Twelve leaders of student organizations met yesterday for a frank conversation with the university’s newly selected top diversity official.

Judy “J.J.” Jackson of Vassar College in Poughkeepsie, N.Y., was selected in late January and will begin as the vice president for institutional diversity on July 1. Jackson made an early visit to UK yesterday to meet with different groups on campus and learn about diversity efforts.

Yesterday afternoon, the 12 assembled leaders leveled with her. When Jackson asked how most Student Government officers get elected, several students immediately said “Greek” and others nodded their heads in response.

“It’s often said if you get the GPAC (Greek Political Action Committee endorsement), you’ll get the election,” integrated strategic communications senior James Davidson said of spring SG elections. Davidson is also the first-vice president of UK’s chapter of the National Association for the Advancement of Colored People.

Patrick Keal, president of the Interfraternity Council, agreed, saying leadership roles are often passed down from one fraternity or sorority member to another, though not out of ill-will toward other students on campus.

“If you’re a Greek and the guy who’s in the office in front of you is a Greek, that’s the way to get the position, to get to know them,” he said. “It’s not an intentional cycle.”

As students talked about their experience with diversity at UK, Jackson took notes and gave her reactions. She said organizations should work to develop a student leadership program and that if the Greeks have a leadership package that is working, it could be applied to the whole student body.

Coordinating diversity efforts among students, faculty, staff and administrators will be part of Jackson’s job when she starts in July. She will also advise the president and the provost on how university decisions will affect UK’s diversity goals.

Yesterday, the 12 students talked about what they would like to see on campus in the future and addressed existing diversity problems at UK. One subject discussed was an e-mail forwarded by SG President Nick Phelps to an SG listserv last month that falsely described presidential hopeful Barack Obama as a Muslim and spoke negatively of Islam.

When one student brought it up without mentioning Phelps’ name while the SG president sat at the meeting, Jackson said the leaders had to be honest with each other.

“You need to put stuff on the table and say what you mean,” she said.

At the end, Jackson said she found the meeting to be successful and encouraged the group to continue meeting despite busy schedules.

After the students left, Jackson said she has been surprised by how open and willing to work the students she has met have been.
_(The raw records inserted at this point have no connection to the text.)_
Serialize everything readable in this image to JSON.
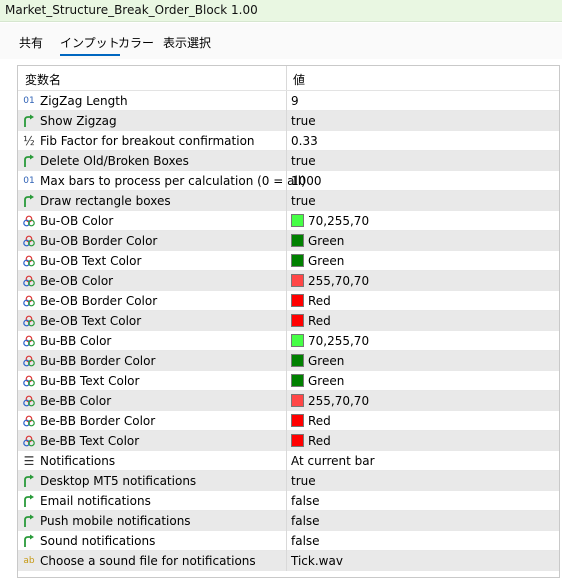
{
  "window": {
    "title": "Market_Structure_Break_Order_Block 1.00"
  },
  "tabs": [
    {
      "label": "共有"
    },
    {
      "label": "インプット"
    },
    {
      "label": "カラー"
    },
    {
      "label": "表示選択"
    }
  ],
  "grid": {
    "col_name": "変数名",
    "col_value": "値",
    "rows": [
      {
        "icon": "int-icon",
        "name": "ZigZag Length",
        "value": "9"
      },
      {
        "icon": "bool-icon",
        "name": "Show Zigzag",
        "value": "true"
      },
      {
        "icon": "double-icon",
        "name": "Fib Factor for breakout confirmation",
        "value": "0.33"
      },
      {
        "icon": "bool-icon",
        "name": "Delete Old/Broken Boxes",
        "value": "true"
      },
      {
        "icon": "int-icon",
        "name": "Max bars to process per calculation (0 = all)",
        "value": "1000"
      },
      {
        "icon": "bool-icon",
        "name": "Draw rectangle boxes",
        "value": "true"
      },
      {
        "icon": "color-icon",
        "name": "Bu-OB Color",
        "value": "70,255,70",
        "swatch": "#46ff46"
      },
      {
        "icon": "color-icon",
        "name": "Bu-OB Border Color",
        "value": "Green",
        "swatch": "#008000"
      },
      {
        "icon": "color-icon",
        "name": "Bu-OB Text Color",
        "value": "Green",
        "swatch": "#008000"
      },
      {
        "icon": "color-icon",
        "name": "Be-OB Color",
        "value": "255,70,70",
        "swatch": "#ff4646"
      },
      {
        "icon": "color-icon",
        "name": "Be-OB Border Color",
        "value": "Red",
        "swatch": "#ff0000"
      },
      {
        "icon": "color-icon",
        "name": "Be-OB Text Color",
        "value": "Red",
        "swatch": "#ff0000"
      },
      {
        "icon": "color-icon",
        "name": "Bu-BB Color",
        "value": "70,255,70",
        "swatch": "#46ff46"
      },
      {
        "icon": "color-icon",
        "name": "Bu-BB Border Color",
        "value": "Green",
        "swatch": "#008000"
      },
      {
        "icon": "color-icon",
        "name": "Bu-BB Text Color",
        "value": "Green",
        "swatch": "#008000"
      },
      {
        "icon": "color-icon",
        "name": "Be-BB Color",
        "value": "255,70,70",
        "swatch": "#ff4646"
      },
      {
        "icon": "color-icon",
        "name": "Be-BB Border Color",
        "value": "Red",
        "swatch": "#ff0000"
      },
      {
        "icon": "color-icon",
        "name": "Be-BB Text Color",
        "value": "Red",
        "swatch": "#ff0000"
      },
      {
        "icon": "enum-icon",
        "name": "Notifications",
        "value": "At current bar"
      },
      {
        "icon": "bool-icon",
        "name": "Desktop MT5 notifications",
        "value": "true"
      },
      {
        "icon": "bool-icon",
        "name": "Email notifications",
        "value": "false"
      },
      {
        "icon": "bool-icon",
        "name": "Push mobile notifications",
        "value": "false"
      },
      {
        "icon": "bool-icon",
        "name": "Sound notifications",
        "value": "false"
      },
      {
        "icon": "string-icon",
        "name": "Choose a sound file for notifications",
        "value": "Tick.wav"
      }
    ]
  },
  "icon_glyphs": {
    "int-icon": "01",
    "double-icon": "½",
    "enum-icon": "☰",
    "string-icon": "ab"
  }
}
In her visit to campus, she has detected good spirit and goodwill, she said.

“I think it’s going to be a good move for me,” Jackson said.